They had to be shoehorned into the game. Apropos of nothing, we now have six new characters that have no real history in the game prior to their appearance in quests and we are told to love these characters and actually be interested in them. It just doesn’t work that way in all reality. The excuse for pushing these characters into the game was also to help in creating new storytelling opportunities, but I just can’t see why inorganically implanting characters into a long-standing game would really create anything of real interest. Runescape had already achieved massive heights in lore/quests by utilizing existing NPCs. The NPCs in While Guthix Sleeps had a history. They had a reason to be on that journey with the character. And when some died, their deeper connection to the game fostered the emotional reaction of many. You can’t do that with the signature heroes because the connections haven’t had time to grow and form. And last but probably most importantly, these characters were never needed in the first place. The character is the real hero and doesn’t need any others trying to cramp his/her style. Why would a game built on a sense of self-discovery, uniqueness of the character, and self-reliance feel that 10 years into its existence its players now needed some other non-player players to show you what being a player is all about?! That job is up to the character. Maybe I’m reading too far into this and others actually like the signature heroes. If that’s you, please tell me, do these characters even come close to standing up to the Wise Old Man, Sir Tiffy Cashien, Hans, Hazelmere, or Zanik? I’ve come to the conclusion that the Signature Heroes were an effort with good intentions that just fell flat and never could have worked. They wind up feeling lazy and never truly match up to the NPCs that paid their dues by standing around with nothing to do for years on end before being used in a quest.
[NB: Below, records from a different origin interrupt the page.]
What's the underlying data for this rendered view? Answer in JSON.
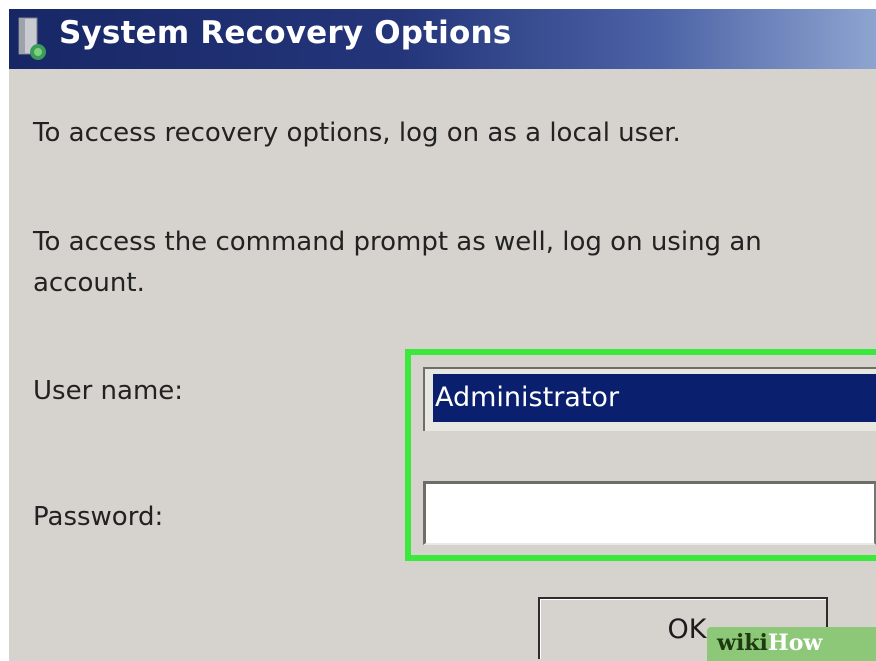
{
  "window": {
    "title": "System Recovery Options"
  },
  "instructions": {
    "line1": "To access recovery options, log on as a local user.",
    "line2": "To access the command prompt as well, log on using an",
    "line3": "account."
  },
  "form": {
    "user_name_label": "User name:",
    "user_name_value": "Administrator",
    "password_label": "Password:",
    "password_value": ""
  },
  "buttons": {
    "ok_label": "OK"
  },
  "watermark": {
    "part1": "wiki",
    "part2": "How"
  },
  "colors": {
    "highlight": "#3be83b",
    "titlebar": "#1e2f70",
    "selection": "#0a1f6e",
    "dialog_background": "#d6d3ce"
  },
  "icons": {
    "title": "recovery-disk-icon"
  }
}
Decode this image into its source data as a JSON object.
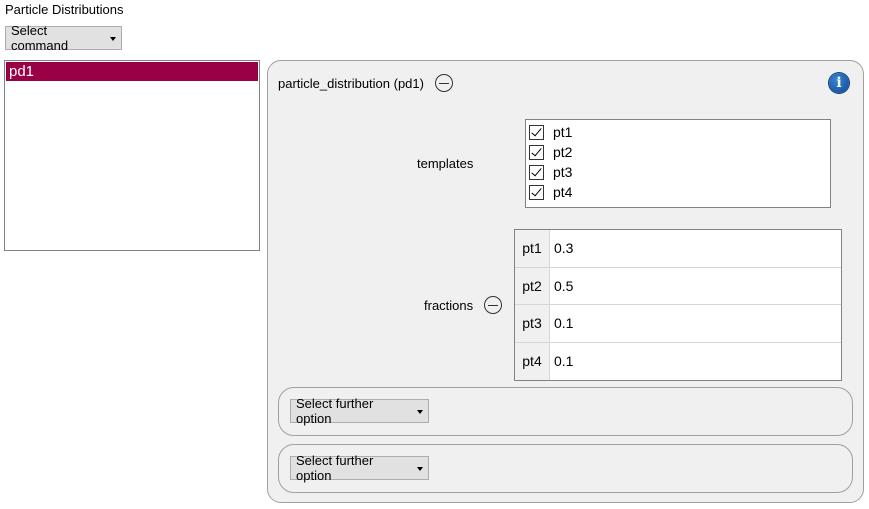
{
  "page": {
    "title": "Particle Distributions"
  },
  "toolbar": {
    "select_command_label": "Select command"
  },
  "list": {
    "items": [
      {
        "label": "pd1",
        "selected": true
      }
    ]
  },
  "panel": {
    "title": "particle_distribution (pd1)",
    "templates_label": "templates",
    "templates": [
      {
        "label": "pt1",
        "checked": true
      },
      {
        "label": "pt2",
        "checked": true
      },
      {
        "label": "pt3",
        "checked": true
      },
      {
        "label": "pt4",
        "checked": true
      }
    ],
    "fractions_label": "fractions",
    "fractions": [
      {
        "key": "pt1",
        "value": "0.3"
      },
      {
        "key": "pt2",
        "value": "0.5"
      },
      {
        "key": "pt3",
        "value": "0.1"
      },
      {
        "key": "pt4",
        "value": "0.1"
      }
    ],
    "further_options": [
      {
        "label": "Select further option"
      },
      {
        "label": "Select further option"
      }
    ]
  },
  "icons": {
    "collapse": "minus-circle-icon",
    "info": "info-icon",
    "dropdown": "caret-down-icon",
    "check": "checkmark-icon"
  },
  "colors": {
    "selection": "#990045",
    "panel_bg": "#f0f0f0",
    "info_blue": "#1f5fae"
  }
}
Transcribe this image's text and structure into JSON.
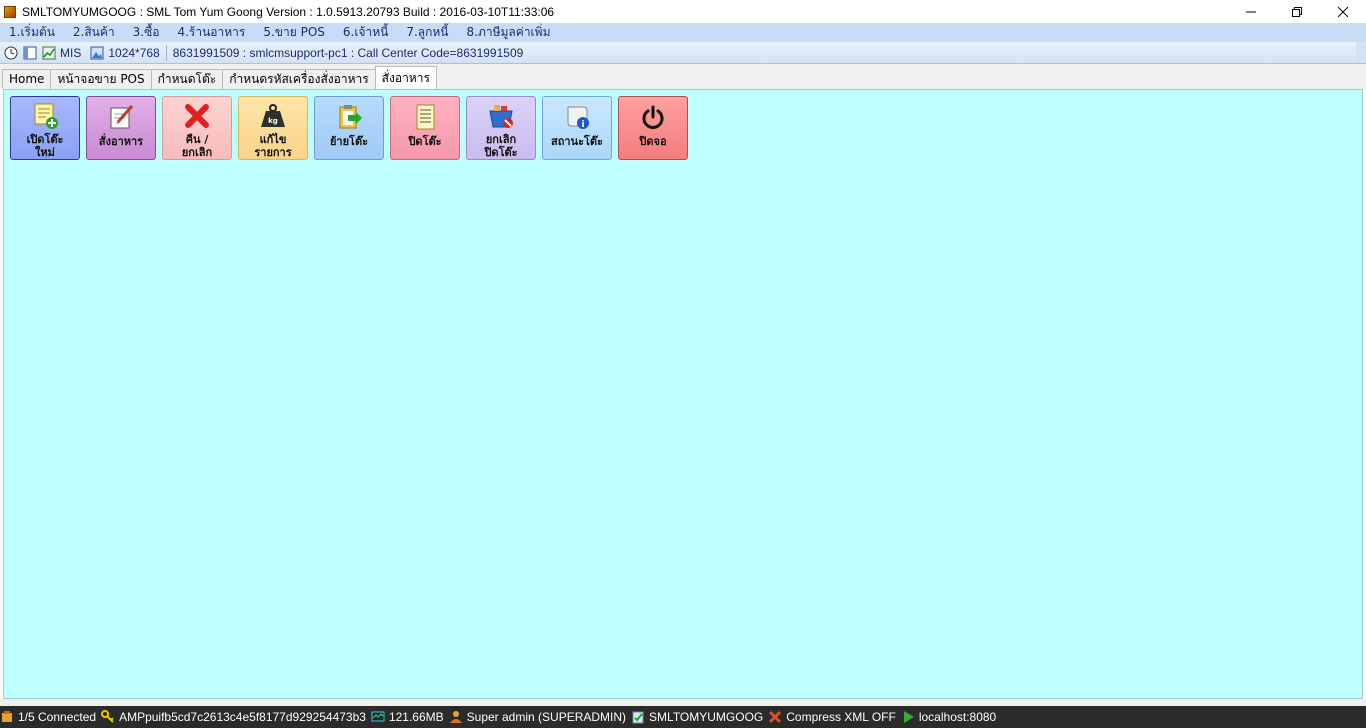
{
  "window": {
    "title": "SMLTOMYUMGOOG : SML Tom Yum Goong Version : 1.0.5913.20793  Build : 2016-03-10T11:33:06"
  },
  "menu": {
    "items": [
      {
        "label": "1.เริ่มต้น"
      },
      {
        "label": "2.สินค้า"
      },
      {
        "label": "3.ซื้อ"
      },
      {
        "label": "4.ร้านอาหาร"
      },
      {
        "label": "5.ขาย POS"
      },
      {
        "label": "6.เจ้าหนี้"
      },
      {
        "label": "7.ลูกหนี้"
      },
      {
        "label": "8.ภาษีมูลค่าเพิ่ม"
      }
    ]
  },
  "toolbar": {
    "mis_label": "MIS",
    "resolution": "1024*768",
    "info": "8631991509 : smlcmsupport-pc1 : Call Center Code=8631991509"
  },
  "tabs": [
    {
      "label": "Home"
    },
    {
      "label": "หน้าจอขาย POS"
    },
    {
      "label": "กำหนดโต๊ะ"
    },
    {
      "label": "กำหนดรหัสเครื่องสั่งอาหาร"
    },
    {
      "label": "สั่งอาหาร"
    }
  ],
  "actions": [
    {
      "label": "เปิดโต๊ะ\nใหม่",
      "icon": "note-add-icon",
      "color": "#8aa0f4"
    },
    {
      "label": "สั่งอาหาร",
      "icon": "pencil-paper-icon",
      "color": "#c98ad3"
    },
    {
      "label": "คืน /\nยกเลิก",
      "icon": "red-x-icon",
      "color": "#f7bcbc"
    },
    {
      "label": "แก้ไข\nรายการ",
      "icon": "weight-icon",
      "color": "#f8d488"
    },
    {
      "label": "ย้ายโต๊ะ",
      "icon": "clipboard-arrow-icon",
      "color": "#9fcaf5"
    },
    {
      "label": "ปิดโต๊ะ",
      "icon": "document-list-icon",
      "color": "#f598ab"
    },
    {
      "label": "ยกเลิก\nปิดโต๊ะ",
      "icon": "basket-cancel-icon",
      "color": "#c8bcee"
    },
    {
      "label": "สถานะโต๊ะ",
      "icon": "info-scroll-icon",
      "color": "#acd6fa"
    },
    {
      "label": "ปิดจอ",
      "icon": "power-icon",
      "color": "#f47d7d"
    }
  ],
  "status": {
    "connected": "1/5 Connected",
    "key": "AMPpuifb5cd7c2613c4e5f8177d929254473b3",
    "memory": "121.66MB",
    "user": "Super admin (SUPERADMIN)",
    "db": "SMLTOMYUMGOOG",
    "compress": "Compress XML OFF",
    "server": "localhost:8080"
  }
}
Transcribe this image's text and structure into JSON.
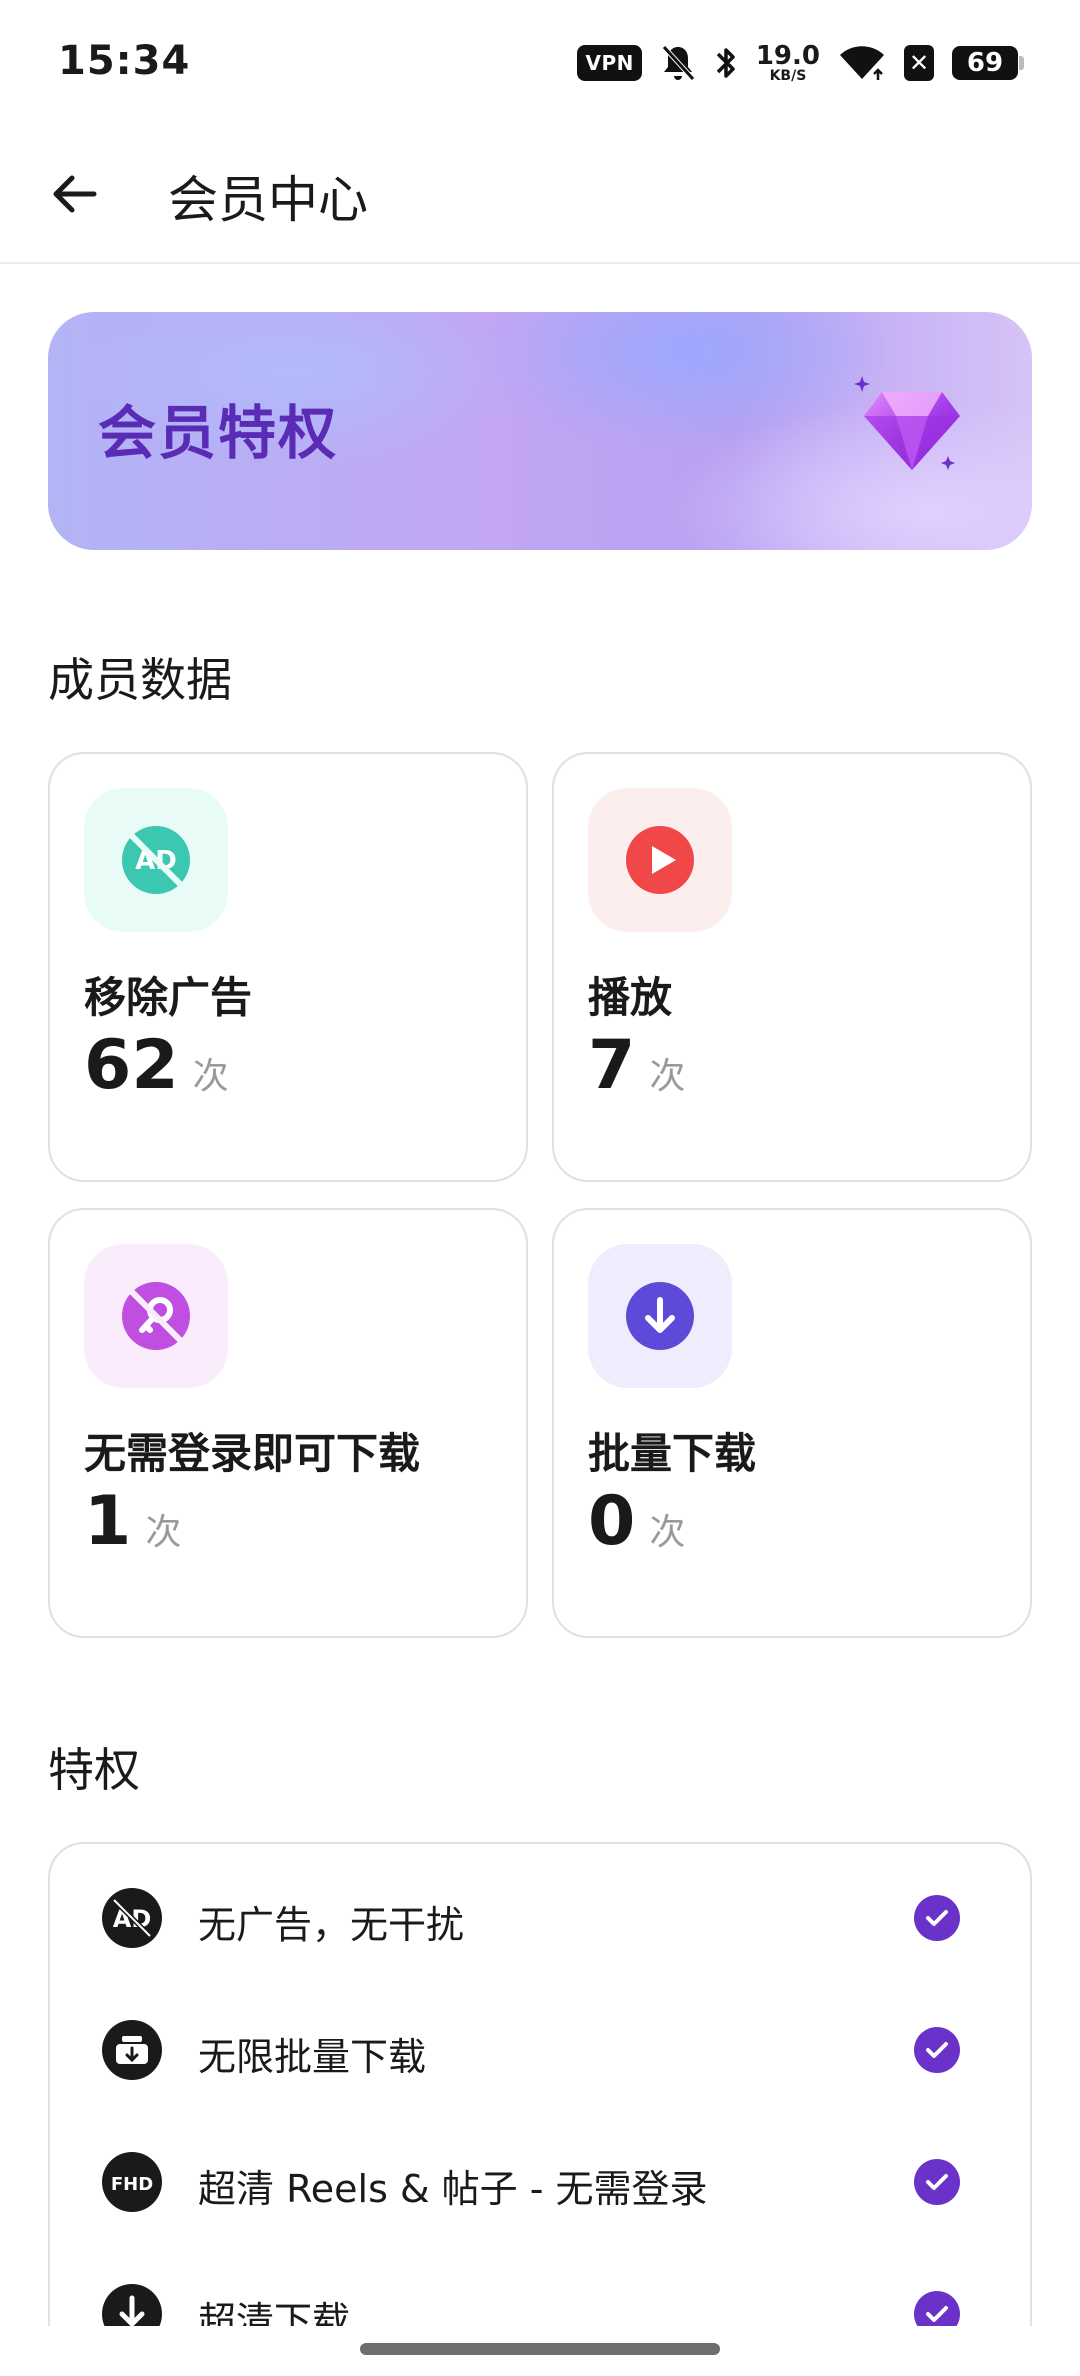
{
  "status_bar": {
    "time": "15:34",
    "vpn": "VPN",
    "net_speed_value": "19.0",
    "net_speed_unit": "KB/S",
    "battery": "69"
  },
  "app_bar": {
    "title": "会员中心"
  },
  "banner": {
    "title": "会员特权"
  },
  "stats_section": {
    "title": "成员数据",
    "cards": [
      {
        "label": "移除广告",
        "value": "62",
        "unit": "次",
        "icon": "ad-block-icon",
        "icon_color": "#3cc8b0"
      },
      {
        "label": "播放",
        "value": "7",
        "unit": "次",
        "icon": "play-icon",
        "icon_color": "#f04848"
      },
      {
        "label": "无需登录即可下载",
        "value": "1",
        "unit": "次",
        "icon": "no-login-key-icon",
        "icon_color": "#c04ee0"
      },
      {
        "label": "批量下载",
        "value": "0",
        "unit": "次",
        "icon": "download-arrow-icon",
        "icon_color": "#5e4ad8"
      }
    ]
  },
  "privileges_section": {
    "title": "特权",
    "items": [
      {
        "label": "无广告，无干扰",
        "icon": "ad-block-icon"
      },
      {
        "label": "无限批量下载",
        "icon": "batch-download-icon"
      },
      {
        "label": "超清 Reels & 帖子 - 无需登录",
        "icon": "fhd-icon"
      },
      {
        "label": "超清下载",
        "icon": "hd-download-icon"
      }
    ]
  },
  "colors": {
    "accent": "#6a32c9",
    "banner_text": "#5a2bb5"
  }
}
Regardless of my cynicism, don’t let this scare you away from the quests involving these heroes. For the most part, they’re actually enjoyable quests. So regardless of what you feel for these NPCs, keep on questing, ladies and gentlemen.